(Excerpts from an interface dataset)
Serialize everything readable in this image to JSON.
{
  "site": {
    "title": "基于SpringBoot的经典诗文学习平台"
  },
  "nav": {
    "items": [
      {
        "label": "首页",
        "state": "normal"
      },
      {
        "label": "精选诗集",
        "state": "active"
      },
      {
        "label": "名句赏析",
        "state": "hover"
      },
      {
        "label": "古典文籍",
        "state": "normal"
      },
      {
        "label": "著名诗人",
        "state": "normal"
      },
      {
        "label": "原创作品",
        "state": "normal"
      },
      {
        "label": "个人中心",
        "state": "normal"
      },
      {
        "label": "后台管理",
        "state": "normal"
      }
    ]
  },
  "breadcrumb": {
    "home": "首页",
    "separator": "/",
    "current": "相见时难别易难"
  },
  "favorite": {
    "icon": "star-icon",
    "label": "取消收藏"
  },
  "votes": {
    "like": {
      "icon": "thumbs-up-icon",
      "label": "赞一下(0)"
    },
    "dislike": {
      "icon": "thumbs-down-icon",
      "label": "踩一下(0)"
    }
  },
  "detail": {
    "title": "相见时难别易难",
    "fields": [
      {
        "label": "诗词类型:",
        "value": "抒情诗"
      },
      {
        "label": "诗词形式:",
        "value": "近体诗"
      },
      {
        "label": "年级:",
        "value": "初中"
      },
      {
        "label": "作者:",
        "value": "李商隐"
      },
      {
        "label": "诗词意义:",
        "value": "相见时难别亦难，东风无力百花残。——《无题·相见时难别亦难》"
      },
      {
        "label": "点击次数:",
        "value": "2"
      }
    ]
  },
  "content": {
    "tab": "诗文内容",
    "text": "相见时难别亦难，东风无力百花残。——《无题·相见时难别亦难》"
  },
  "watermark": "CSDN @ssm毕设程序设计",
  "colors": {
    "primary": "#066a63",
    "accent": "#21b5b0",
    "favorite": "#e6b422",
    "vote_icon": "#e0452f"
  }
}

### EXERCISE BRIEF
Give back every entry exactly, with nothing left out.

### EXERCISE ANSWER
Serialize everything readable in this image to JSON.
{
  "site": {
    "title": "基于SpringBoot的经典诗文学习平台"
  },
  "nav": {
    "items": [
      {
        "label": "首页",
        "state": "normal"
      },
      {
        "label": "精选诗集",
        "state": "active"
      },
      {
        "label": "名句赏析",
        "state": "hover"
      },
      {
        "label": "古典文籍",
        "state": "normal"
      },
      {
        "label": "著名诗人",
        "state": "normal"
      },
      {
        "label": "原创作品",
        "state": "normal"
      },
      {
        "label": "个人中心",
        "state": "normal"
      },
      {
        "label": "后台管理",
        "state": "normal"
      }
    ]
  },
  "breadcrumb": {
    "home": "首页",
    "separator": "/",
    "current": "相见时难别易难"
  },
  "favorite": {
    "icon": "star-icon",
    "label": "取消收藏"
  },
  "votes": {
    "like": {
      "icon": "thumbs-up-icon",
      "label": "赞一下(0)"
    },
    "dislike": {
      "icon": "thumbs-down-icon",
      "label": "踩一下(0)"
    }
  },
  "detail": {
    "title": "相见时难别易难",
    "fields": [
      {
        "label": "诗词类型:",
        "value": "抒情诗"
      },
      {
        "label": "诗词形式:",
        "value": "近体诗"
      },
      {
        "label": "年级:",
        "value": "初中"
      },
      {
        "label": "作者:",
        "value": "李商隐"
      },
      {
        "label": "诗词意义:",
        "value": "相见时难别亦难，东风无力百花残。——《无题·相见时难别亦难》"
      },
      {
        "label": "点击次数:",
        "value": "2"
      }
    ]
  },
  "content": {
    "tab": "诗文内容",
    "text": "相见时难别亦难，东风无力百花残。——《无题·相见时难别亦难》"
  },
  "watermark": "CSDN @ssm毕设程序设计",
  "colors": {
    "primary": "#066a63",
    "accent": "#21b5b0",
    "favorite": "#e6b422",
    "vote_icon": "#e0452f"
  }
}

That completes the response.